It seems Scripture has a different view of things. Yes, on the one hand, all sin is terrible and earns the judgement of God. But there seem to be sins which God singles out. For example, homosexuality is seen as so reprehensible by God that he calls it an abomination, and says that it deserves the death penalty. Neither is true of overeating.
And the homosexual lifestyle has all kinds of negative repercussions for society, not least of which is HIV/AIDS. To seek to argue that the militant homosexual lobby is nothing to be concerned about seems to be naïve and irresponsible. Is the breakdown of family of no concern? Is the corruption of our children of no concern? Is the undermining of marriage and society simply no big deal?
I mentioned at the outset that the way Boyd presents his case is perhaps also a cause of concern. The at times excessive and polarising presentation seems to run counter to the fullness of the biblical revelation. He seems to highlight certain issues and texts while ignoring others all which are germane to the discussion.
This might be excusable if Boyd were some unlearned country bumpkin. But he has had theological training and should know better. Yet he persists in his dialectical and at times dramatic approach.

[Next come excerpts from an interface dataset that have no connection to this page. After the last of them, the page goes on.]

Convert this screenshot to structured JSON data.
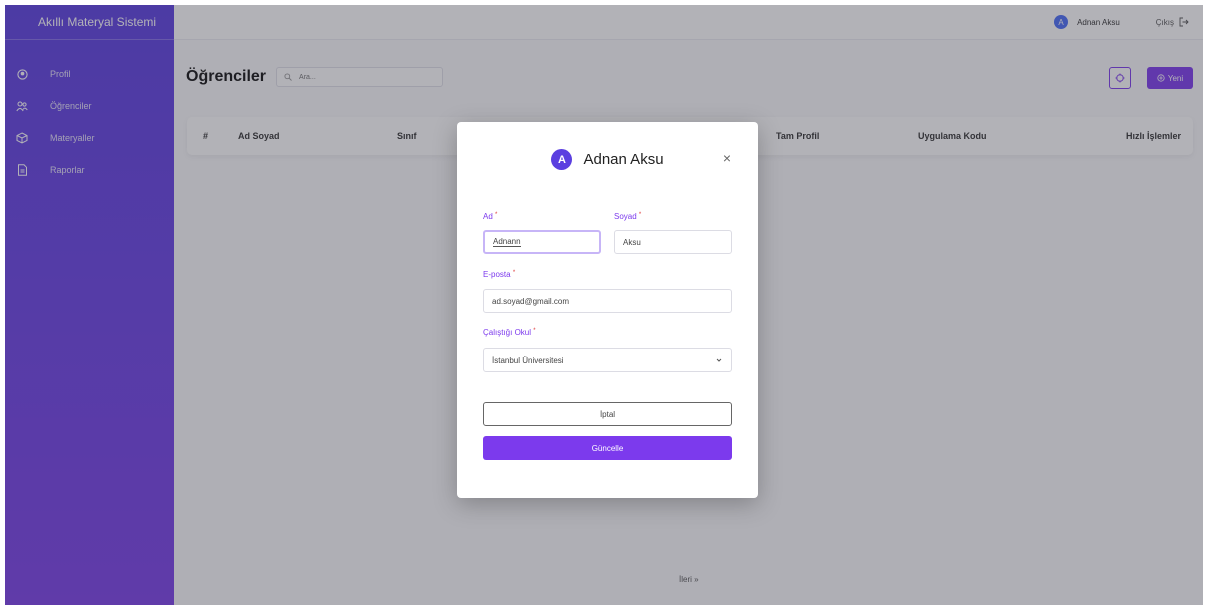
{
  "app": {
    "brand": "Akıllı Materyal Sistemi"
  },
  "sidebar": {
    "items": [
      {
        "label": "Profil",
        "icon": "user-circle-icon"
      },
      {
        "label": "Öğrenciler",
        "icon": "users-icon"
      },
      {
        "label": "Materyaller",
        "icon": "box-icon"
      },
      {
        "label": "Raporlar",
        "icon": "file-icon"
      }
    ]
  },
  "topbar": {
    "user_initial": "A",
    "user_name": "Adnan Aksu",
    "logout_label": "Çıkış"
  },
  "page": {
    "title": "Öğrenciler",
    "search_placeholder": "Ara...",
    "new_label": "Yeni",
    "columns": [
      "#",
      "Ad Soyad",
      "Sınıf",
      "Tam Profil",
      "Uygulama Kodu",
      "Hızlı İşlemler"
    ],
    "pager_next": "İleri »"
  },
  "modal": {
    "initial": "A",
    "title": "Adnan Aksu",
    "close": "×",
    "first_name_label": "Ad",
    "first_name_value": "Adnann",
    "last_name_label": "Soyad",
    "last_name_value": "Aksu",
    "email_label": "E-posta",
    "email_value": "ad.soyad@gmail.com",
    "school_label": "Çalıştığı Okul",
    "school_value": "İstanbul Üniversitesi",
    "required_mark": "*",
    "cancel_label": "İptal",
    "update_label": "Güncelle"
  },
  "colors": {
    "accent": "#7c3aed",
    "sidebar_top": "#5b3fe0",
    "avatar": "#4a6cf7"
  }
}
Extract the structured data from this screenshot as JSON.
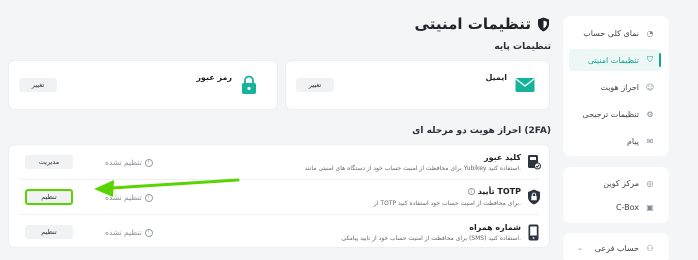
{
  "page": {
    "title": "تنظیمات امنیتی",
    "basic_heading": "تنظیمات پایه",
    "twofa_heading": "احراز هویت دو مرحله ای (2FA)"
  },
  "sidebar": {
    "items": [
      {
        "label": "نمای کلی حساب",
        "icon": "account-overview-icon",
        "active": false
      },
      {
        "label": "تنظیمات امنیتی",
        "icon": "shield-icon",
        "active": true
      },
      {
        "label": "احراز هویت",
        "icon": "identity-icon",
        "active": false
      },
      {
        "label": "تنظیمات ترجیحی",
        "icon": "preferences-icon",
        "active": false
      },
      {
        "label": "پیام",
        "icon": "message-icon",
        "active": false
      }
    ],
    "group2": [
      {
        "label": "مرکز کوین",
        "icon": "coin-icon"
      },
      {
        "label": "C-Box",
        "icon": "gift-box-icon"
      }
    ],
    "group3": [
      {
        "label": "حساب فرعی",
        "icon": "sub-account-icon"
      }
    ]
  },
  "basic": {
    "email_label": "ایمیل",
    "email_button": "تغییر",
    "password_label": "رمز عبور",
    "password_button": "تغییر"
  },
  "twofa": {
    "rows": [
      {
        "title": "کلید عبور",
        "desc": "برای محافظت از امنیت حساب خود از دستگاه های امنیتی مانند Yubikey استفاده کنید.",
        "status": "تنظیم نشده",
        "button": "مدیریت"
      },
      {
        "title": "تأیید TOTP",
        "desc": "از TOTP برای محافظت از امنیت حساب خود استفاده کنید.",
        "status": "تنظیم نشده",
        "button": "تنظیم"
      },
      {
        "title": "شماره همراه",
        "desc": "برای محافظت از امنیت حساب خود از تایید پیامکی (SMS) استفاده کنید.",
        "status": "تنظیم نشده",
        "button": "تنظیم"
      }
    ]
  },
  "colors": {
    "accent": "#12a58f",
    "arrow": "#5ad400"
  }
}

Some might reply that Boyd is just being dramatic or using hyperbole to get his message across. Perhaps. But if he is exaggerating for effect, he should be aware that this opens his remarks to possible misinterpretation.
On occasion he will modify his remarks, offer a brief corrective, or throw in a qualifying comment. And his closing chapters seek to look at these issues in a bit more detail. But these qualifications seem few and far between, and one suspects that Boyd makes them grudgingly.
And then there is the problem that Boyd seems to do the very thing that he rails against throughout this book. On a number of occasions Boyd makes judgements about the rest of the Christian church. Consider these statements:
“Most Christians tend to walk more in judgment than they do in unconditional love” (98).
“If anything, the church today is largely known for its petty divisiveness along denominational, doctrinal, social and even racial lines” (46).
While such judgements might be true they are nonetheless just that: judgements, the very thing Boyd thinks we should not be making. Indeed, he accuses believers who are not following his scheme of things of “spiritual pathology” and “religious idolatry” (89). It seems that even Boyd cannot make his case without resorting to judgement. And that makes my case, I would argue. One can seek to build up the body, to be loving, while at the same time making judgements and pointing out shortcomings.
I found this book to be somewhat frustrating. Its message is important. Yet I can’t help feeling that for all that he says, he leaves much unsaid, and the end result is a somewhat skewed message. He could perhaps have written this book in a different fashion and still made much of his case.
I for one will try to apply some of the truths contained in the book to my life. I know I need to be a lot more loving and a lot less judgemental. But I have enough reservations to be hesitant about passing this on to others without at least some qualifying remarks.
Part One of this article can be found here: billmuehlenberg.com/2006/10/15/a-review-of-repenting-of-religion-by-gregory-boyd-part-1/